Is it safe to drink alcohol in Puerto Rico?
Do not carry open containers of alcohol in your car or any public area that isn’t zoned for alcohol consumption. The police can fine you on the spot. … Other than the lower drinking age, Puerto Rico treats drinking and driving as seriously as most other U.S. states.
Do you have to tip in Puerto Rico?
Tipping. Generally, you tip in Puerto Rico as you would on the US mainland. Bars $1 per drink. … If possible, tip servers with cash even when paying by credit card; this precludes management taking a cut.
Is an empty beer can an open container?
So what is an “empty”? A can, bottle, cup or any other container which is completely empty is no longer an open container … it is trash! You can have 100 open beer cans in your floorboard and as long as each one of them is empty, they are trash, and nothing more.
Is Puerto Rico strict on drinking age?
Fact #1: Puerto Rico’s drinking age is 18. Drinking culture in Puerto Rico is more relaxed and not as strict as the United States.
Is Puerto Rico under US law?
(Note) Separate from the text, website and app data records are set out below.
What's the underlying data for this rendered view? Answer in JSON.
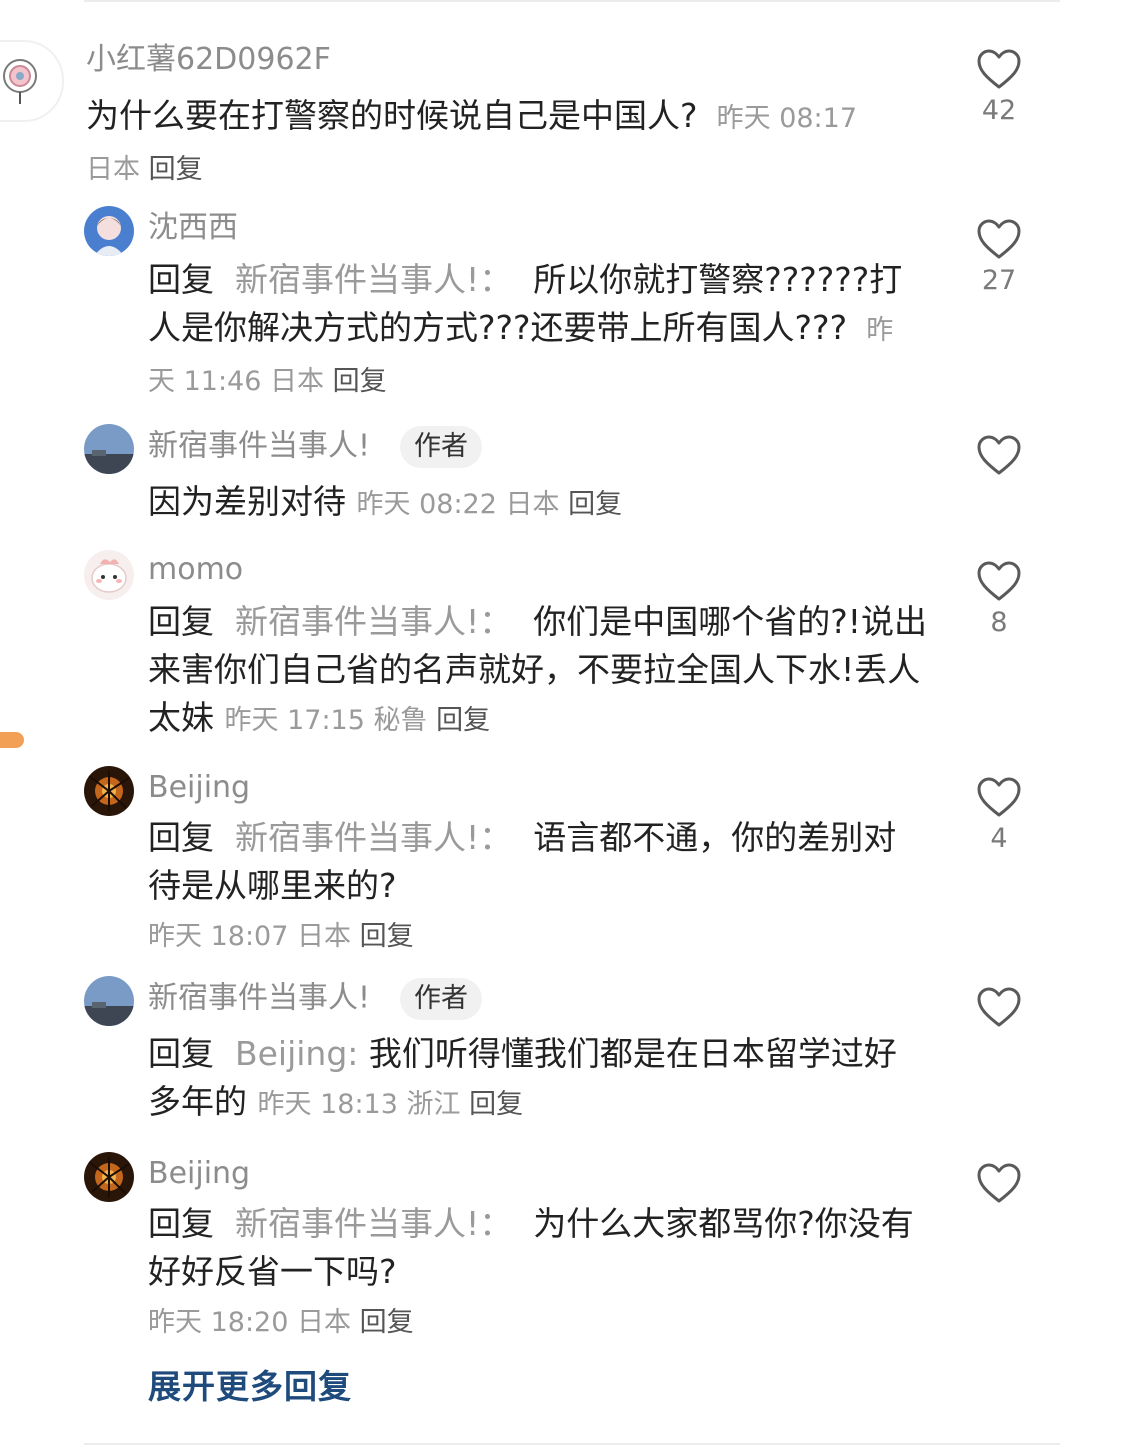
{
  "comments": [
    {
      "username": "小红薯62D0962F",
      "text": "为什么要在打警察的时候说自己是中国人?",
      "time": "昨天 08:17",
      "location": "日本",
      "reply_label": "回复",
      "likes": "42"
    },
    {
      "username": "沈西西",
      "reply_prefix": "回复",
      "mention": "新宿事件当事人!：",
      "text": "所以你就打警察??????打人是你解决方式的方式???还要带上所有国人???",
      "time": "昨天 11:46",
      "location": "日本",
      "reply_label": "回复",
      "likes": "27"
    },
    {
      "username": "新宿事件当事人!",
      "badge": "作者",
      "text": "因为差别对待",
      "time": "昨天 08:22",
      "location": "日本",
      "reply_label": "回复",
      "likes": ""
    },
    {
      "username": "momo",
      "reply_prefix": "回复",
      "mention": "新宿事件当事人!：",
      "text": "你们是中国哪个省的?!说出来害你们自己省的名声就好，不要拉全国人下水!丢人太妹",
      "time": "昨天 17:15",
      "location": "秘鲁",
      "reply_label": "回复",
      "likes": "8"
    },
    {
      "username": "Beijing",
      "reply_prefix": "回复",
      "mention": "新宿事件当事人!：",
      "text": "语言都不通，你的差别对待是从哪里来的?",
      "time": "昨天 18:07",
      "location": "日本",
      "reply_label": "回复",
      "likes": "4"
    },
    {
      "username": "新宿事件当事人!",
      "badge": "作者",
      "reply_prefix": "回复",
      "mention": "Beijing:",
      "text": "我们听得懂我们都是在日本留学过好多年的",
      "time": "昨天 18:13",
      "location": "浙江",
      "reply_label": "回复",
      "likes": ""
    },
    {
      "username": "Beijing",
      "reply_prefix": "回复",
      "mention": "新宿事件当事人!：",
      "text": "为什么大家都骂你?你没有好好反省一下吗?",
      "time": "昨天 18:20",
      "location": "日本",
      "reply_label": "回复",
      "likes": ""
    }
  ],
  "expand_more_label": "展开更多回复",
  "colors": {
    "accent_link": "#1e4a7c",
    "muted": "#9a9a9a",
    "side_mark": "#f2a056"
  },
  "icons": {
    "like": "heart-outline-icon"
  }
}
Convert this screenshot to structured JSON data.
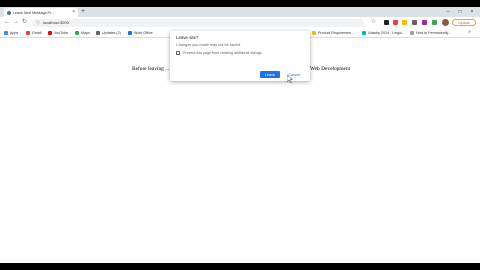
{
  "browser": {
    "tab_title": "Leave Alert Message Pr...",
    "tab_close": "×",
    "new_tab": "+",
    "window_controls": [
      "–",
      "□",
      "×"
    ],
    "url": "localhost:3000",
    "update_label": "Update"
  },
  "nav": {
    "back": "←",
    "forward": "→",
    "reload": "↻",
    "info": "ⓘ",
    "star": "☆"
  },
  "bookmarks": [
    {
      "label": "Apps",
      "icon": "apps-icon",
      "color": "#4285f4"
    },
    {
      "label": "Gmail",
      "icon": "gmail-icon",
      "color": "#ea4335"
    },
    {
      "label": "YouTube",
      "icon": "youtube-icon",
      "color": "#ff0000"
    },
    {
      "label": "Maps",
      "icon": "maps-icon",
      "color": "#34a853"
    },
    {
      "label": "Updates (2)",
      "icon": "updates-icon",
      "color": "#5f6368"
    },
    {
      "label": "Work Office",
      "icon": "work-office-icon",
      "color": "#1a73e8"
    },
    {
      "label": "Product Requiremen...",
      "icon": "document-icon",
      "color": "#fbbc04"
    },
    {
      "label": "Udacity 2024 - Lingui...",
      "icon": "udacity-icon",
      "color": "#02b3e4"
    },
    {
      "label": "How to Permanently...",
      "icon": "article-icon",
      "color": "#9aa0a6"
    }
  ],
  "bookmarks_more": "»",
  "page": {
    "text_left": "Before leaving ...",
    "text_right": "Web Development"
  },
  "dialog": {
    "title": "Leave site?",
    "message": "Changes you made may not be saved.",
    "checkbox_label": "Prevent this page from creating additional dialogs",
    "leave_label": "Leave",
    "cancel_label": "Cancel"
  }
}
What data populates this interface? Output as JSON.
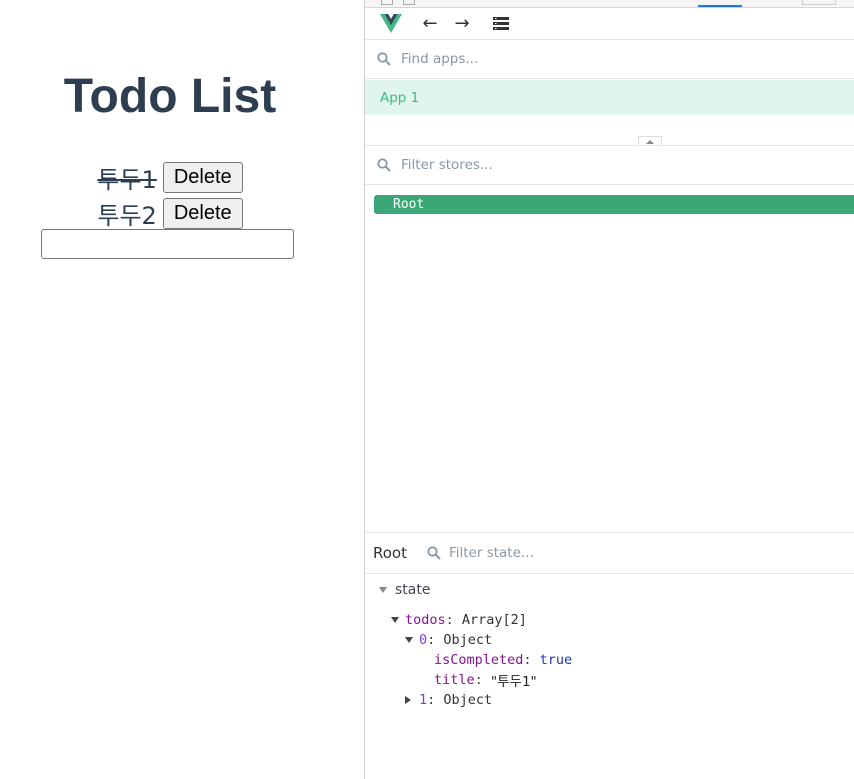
{
  "app": {
    "title": "Todo List",
    "todos": [
      {
        "title": "투두1",
        "completed": true,
        "delete_label": "Delete"
      },
      {
        "title": "투두2",
        "completed": false,
        "delete_label": "Delete"
      }
    ],
    "new_todo_value": ""
  },
  "devtools": {
    "toolbar": {
      "logo": "vue-logo-icon",
      "back": "←",
      "forward": "→",
      "menu": "list-icon"
    },
    "find_apps_placeholder": "Find apps...",
    "apps": [
      {
        "label": "App 1",
        "selected": true
      }
    ],
    "filter_stores_placeholder": "Filter stores...",
    "stores": [
      {
        "label": "Root",
        "selected": true
      }
    ],
    "inspector": {
      "store_label": "Root",
      "filter_state_placeholder": "Filter state...",
      "section": "state",
      "tree": {
        "todos_key": "todos",
        "todos_type": "Array[2]",
        "item0_key": "0",
        "item0_type": "Object",
        "isCompleted_key": "isCompleted",
        "isCompleted_value": "true",
        "title_key": "title",
        "title_value": "\"투두1\"",
        "item1_key": "1",
        "item1_type": "Object"
      }
    },
    "colors": {
      "accent": "#42b983",
      "selected_store": "#3ba776",
      "app_bg": "#e0f5ec"
    }
  }
}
Constitutionally, Puerto Rico is subject to the Congress’ plenary powers under the territorial clause of Article IV, sec. … U.S. federal law applies to Puerto Rico, even though Puerto Rico is not a state of the American Union and their residents have no voting representation in the U.S. Congress.